Video

Video In Cambodia, HIV Diagnosis Brings Deadly Shame

Although HIV/AIDS is now a treatable condition, a positive diagnosis is still a life altering experience. In Cambodia, people living with HIV are often disowned by friends, family and the community. This humiliation can be unbearable. We bring you one Cambodian woman’s struggle to overcome a life tragedy and her own HIV positive diagnosis.
Video

Video Nature of Space Exploration Enters New Age

Forty-five years ago this month, the first humans walked on the moon. It was during an era of the space race between the United States and the Soviet Union. World politics have changed since then and -- as Elizabeth Lee reports -- so has the nature of space exploration.
Video

Video Chicago’s Argonne Lab Developing Battery of the Future

In 2012, the U.S. Department of Energy’s Office of Science awarded a $120 million grant to a new technology center focused on battery development - headquartered at Argonne National Laboratory in suburban Chicago, Illinois. As VOA’s Kane Farabaugh reports, there scientists are making the next technological breakthroughs in energy storage.
Video

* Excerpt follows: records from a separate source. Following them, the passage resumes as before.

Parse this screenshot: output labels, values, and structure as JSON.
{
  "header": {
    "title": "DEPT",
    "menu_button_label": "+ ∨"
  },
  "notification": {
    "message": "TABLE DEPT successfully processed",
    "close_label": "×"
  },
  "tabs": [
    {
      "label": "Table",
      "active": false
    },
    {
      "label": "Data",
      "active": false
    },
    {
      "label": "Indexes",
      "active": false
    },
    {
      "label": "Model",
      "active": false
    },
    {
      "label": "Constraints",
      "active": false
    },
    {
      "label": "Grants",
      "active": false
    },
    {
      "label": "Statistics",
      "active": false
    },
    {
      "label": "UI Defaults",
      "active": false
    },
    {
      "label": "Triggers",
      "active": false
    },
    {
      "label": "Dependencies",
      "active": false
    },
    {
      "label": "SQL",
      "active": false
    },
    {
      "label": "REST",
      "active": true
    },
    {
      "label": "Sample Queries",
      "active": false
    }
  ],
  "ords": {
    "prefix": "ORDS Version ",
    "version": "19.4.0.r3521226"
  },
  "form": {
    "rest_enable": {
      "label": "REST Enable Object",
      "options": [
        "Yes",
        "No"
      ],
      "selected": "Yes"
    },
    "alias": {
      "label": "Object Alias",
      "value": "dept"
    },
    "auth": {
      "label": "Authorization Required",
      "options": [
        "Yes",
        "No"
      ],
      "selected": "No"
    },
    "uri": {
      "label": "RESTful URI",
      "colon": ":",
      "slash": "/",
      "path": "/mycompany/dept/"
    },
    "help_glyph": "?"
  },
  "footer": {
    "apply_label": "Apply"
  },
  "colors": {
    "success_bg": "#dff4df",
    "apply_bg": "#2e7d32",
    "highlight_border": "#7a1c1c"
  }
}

Video In NW Pakistan, Army Offensive Causes Massive Number of Displaced

Pakistan’s army offensive in North Waziristan has resulted in the large-scale displacement of the local population. VOA's Ayaz Gul reports from northwest Pakistan where authorities say around 80 percent of the estimated 1 million internally displaced persons [IDPs] have settled in Bannu district, while much of the remaining 20 percent are scattered in nearby cities.
Video

Video Kurdish Peshmerga Force Secures Kirkuk, Its Oil

The Kurdistan regional government has sent its Peshmerga troops into the adjacent province of Kirkuk to drive out insurgents, and to secure the area's rich oil fields. By doing this, the regional government has added a fourth province to the three it officially controls. The oil also provides revenue that could make an independent Kurdistan economically strong. VOA’s Jeffrey Young went out with the Peshmerga and filed this report.
Video

Video Malaysia Reeling: Second Air Disaster in Four Months

Malaysia is reeling from the second air disaster in four months involving the country’s flag carrier. Flight 340 vanished in March and despite an extensive search, no debris has been found. And on Thursday, Flight 17, likely hit by a surface-to-air missile, came apart over eastern Ukraine. The two incidents together have left more than 500 people dead. VOA Correspondent Steve Herman reports from Kuala Lumpur.

AppleAndroid